Council to tackle official declarations of assets as its first task.
THE government on Tuesday revealed all 11 members of the National Anticorruption Council (NACC) during an inaugural meeting that included the naming of a chairman and deputy chairman.
The NACC – one of two bodies established by the new Anticorruption Law passed by the National Assembly in March – is responsible for framing the government’s anticorruption strategy, and will report directly to Prime Minister Hun Sen.
During a press conference shortly after being elected NACC chairman, Top Sam, a former member of the Constitutional Council, said the public “had a right” to be sceptical about the potential effectiveness of the body, but emphasised the need to withhold judgment and allow the members to go about their work.
“The members of the NACC must enforce the law,” he said.
The appointment of Top Sam and Prak Sok, also a former Constitutional Council member, to the NACC was announced last week when they were selected, respectively, by the National Assembly and the Senate.
On Tuesday, Prak Sok was elected to serve as deputy chairman of the body.
Om Yentieng, a senior adviser to the prime minister and chairman of the government-run Cambodian Human Rights Committee, automatically became a member of the NACC when Prime Minister Hun Sen appointed him chairman of the Anticorruption Unit. That appointment was announced late last month.
Om Yentieng said Tuesday that investigations of the asset declarations of government officials will be the commission’s first priority.
He added that he believes the NACC’s efforts to combat corruption will be successful.
“We believe it can reduce corruption a lot,” he said.

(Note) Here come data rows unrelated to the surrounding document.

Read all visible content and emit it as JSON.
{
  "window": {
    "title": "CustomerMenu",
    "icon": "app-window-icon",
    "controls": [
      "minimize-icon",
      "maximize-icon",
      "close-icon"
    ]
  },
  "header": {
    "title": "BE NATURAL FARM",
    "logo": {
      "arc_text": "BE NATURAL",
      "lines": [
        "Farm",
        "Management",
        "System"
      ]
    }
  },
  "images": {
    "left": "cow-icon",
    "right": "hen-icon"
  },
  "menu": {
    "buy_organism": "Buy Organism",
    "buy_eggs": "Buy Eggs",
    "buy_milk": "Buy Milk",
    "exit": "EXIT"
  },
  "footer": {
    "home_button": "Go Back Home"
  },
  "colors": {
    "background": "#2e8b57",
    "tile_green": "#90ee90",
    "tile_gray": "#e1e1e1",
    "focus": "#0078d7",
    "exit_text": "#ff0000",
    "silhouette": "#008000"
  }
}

Seven of the remaining eight NACC members announced Tuesday – Uth Chhorn, Chiv Keng, Keo Remy, Som Kim Sour, Heng Vong Bunchhat, Suy Mong Leang and Chan Tany – were appointed to the body by government institutions, and Kuy Sophal was selected by King Norodom Sihamoni.
Opposition Sam Rainsy Party spokesman Yim Sovann noted that most of the NACC members are also members of the Cambodian People’s Party – a factor that he said could potentially hinder their efforts to expose graft.
“We have very little hope,” he said. “Most of the corrupters are in the Council of Ministers, or [elsewhere] in the government. Will the NACC dare to take action?”